Today, more and more of us choose, instead, to make our living working gigs rather than full time. To the optimists, it promises a future of empowered entrepreneurs and boundless innovation. To the naysayers, it portends a dystopian future of disenfranchised workers hunting for their next wedge of piecework.
In the US, the “gig economy” is now so salient that the phrase and issues have entered the early exchanges of the presidential race. Earlier this month, as one frontrunner, Jeb Bush, took a well-publicised Uber ride to signal solidarity with the company, another, Hillary Clinton, was more cautious in her support. In a speech laying out her economic plan, she said: “This on-demand, or so-called gig, economy is creating exciting economies and unleashing innovation. But it is also raising hard questions about workplace protections and what a good job will look like in the future.”
Today’s digitally enabled gig economy was preceded by marketplaces such as ELance and oDesk, through which computer programmers and designers could make a living competing for short-term work assignments. But the gig economy isn’t just creating a new digital channel for freelance work. It is spawning a host of new economic activity. More than a million “makers” sell jewellery, clothing and accessories through the online marketplace Etsy. The short-term accommodation platforms Airbnb, Love Home Swap and onefinestay collectively have close to a million “hosts”.
This explosion of small-scale entrepreneurship might make one wonder whether we are returning to the economy of the 18th century, described by the economist Adam Smith in his book An Inquiry Into the Nature and Causes of the Wealth of Nations. The economy Smith described was a genuine market economy of individuals engaging in commerce with one another.
Over the following two centuries, however, the emergence of mass production and distribution yielded modern corporations. The entrepreneurs of Smith’s time gave way to the salaried employees of the 20th century.
A different technological revolution – the digital revolution – is partially responsible for the recent return to peer-to-peer exchange. Most of the new on-demand services rely on a population equipped with computers or GPS-enabled smartphones. Furthermore, the social capital we’ve digitised on Facebook and LinkedIn makes it easier to trust that semi-anonymous peer.

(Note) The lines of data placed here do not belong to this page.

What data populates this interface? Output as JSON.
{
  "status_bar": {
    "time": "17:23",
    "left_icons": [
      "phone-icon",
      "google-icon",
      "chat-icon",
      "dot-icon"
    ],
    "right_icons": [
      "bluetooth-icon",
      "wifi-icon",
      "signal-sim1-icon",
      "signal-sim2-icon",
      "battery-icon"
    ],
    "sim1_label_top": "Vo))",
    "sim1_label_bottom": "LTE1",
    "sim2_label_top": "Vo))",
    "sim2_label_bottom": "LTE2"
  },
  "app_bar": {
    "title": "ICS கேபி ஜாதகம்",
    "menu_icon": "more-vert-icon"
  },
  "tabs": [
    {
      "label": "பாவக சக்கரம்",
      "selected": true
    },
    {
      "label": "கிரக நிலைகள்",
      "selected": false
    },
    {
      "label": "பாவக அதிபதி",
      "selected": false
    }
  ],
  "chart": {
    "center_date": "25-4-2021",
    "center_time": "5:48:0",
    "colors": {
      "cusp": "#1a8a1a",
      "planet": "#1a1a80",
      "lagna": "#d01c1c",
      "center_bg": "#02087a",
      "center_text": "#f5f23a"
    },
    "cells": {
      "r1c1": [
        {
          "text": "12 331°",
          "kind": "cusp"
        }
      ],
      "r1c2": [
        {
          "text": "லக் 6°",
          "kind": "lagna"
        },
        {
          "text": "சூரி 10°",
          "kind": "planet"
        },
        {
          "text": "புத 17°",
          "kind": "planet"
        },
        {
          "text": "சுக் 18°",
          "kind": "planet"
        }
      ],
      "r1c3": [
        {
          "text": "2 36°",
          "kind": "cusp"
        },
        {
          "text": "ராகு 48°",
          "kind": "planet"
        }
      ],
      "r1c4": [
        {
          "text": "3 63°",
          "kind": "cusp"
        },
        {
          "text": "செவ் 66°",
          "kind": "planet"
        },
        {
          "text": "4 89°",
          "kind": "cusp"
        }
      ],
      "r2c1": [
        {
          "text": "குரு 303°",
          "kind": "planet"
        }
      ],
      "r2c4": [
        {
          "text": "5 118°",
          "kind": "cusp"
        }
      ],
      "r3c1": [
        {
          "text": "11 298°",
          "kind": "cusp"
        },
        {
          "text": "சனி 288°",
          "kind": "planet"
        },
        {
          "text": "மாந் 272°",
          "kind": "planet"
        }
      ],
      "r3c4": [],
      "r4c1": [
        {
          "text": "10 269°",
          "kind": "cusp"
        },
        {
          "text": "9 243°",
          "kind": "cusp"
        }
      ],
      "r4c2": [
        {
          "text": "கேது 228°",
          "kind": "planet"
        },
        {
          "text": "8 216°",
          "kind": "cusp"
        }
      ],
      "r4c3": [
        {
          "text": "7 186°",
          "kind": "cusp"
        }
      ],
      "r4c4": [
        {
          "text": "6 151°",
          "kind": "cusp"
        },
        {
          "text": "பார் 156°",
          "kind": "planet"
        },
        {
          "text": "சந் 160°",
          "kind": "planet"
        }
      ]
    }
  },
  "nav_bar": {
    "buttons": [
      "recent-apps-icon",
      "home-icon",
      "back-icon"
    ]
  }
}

Does this suggest a shift towards a textbook market economy? Granted, Uber, Airbnb, Etsy and TaskRabbit are quite different from organisations such as Apple, BP or Sainsbury’s. Because you aren’t actually renting a space from Airbnb, taking a ride in a car owned by Uber or buying a product made by Etsy. The platform simply connects you with a provider of space, a driver of a vehicle or a seller who runs a virtual shop.
But these platforms are by no means merely the purveyors of Smith’s invisible hand. Rather, the hand they play in facilitating exchange is decidedly visible. Uber, not individual drivers, sets prices. Airbnb trains its hosts to be better providers of hospitality. Etsy facilitates seller community building. All of them provide user-generated feedback systems, creating a high-quality consumer experience. Much like an organisation building a brand might.
From The Guardian by Arun Sundararajan, professor at New York University’s School of Business.
Full article at https://www.theguardian.com/commentisfree/2015/jul/26/will-we-get-by-gig-economy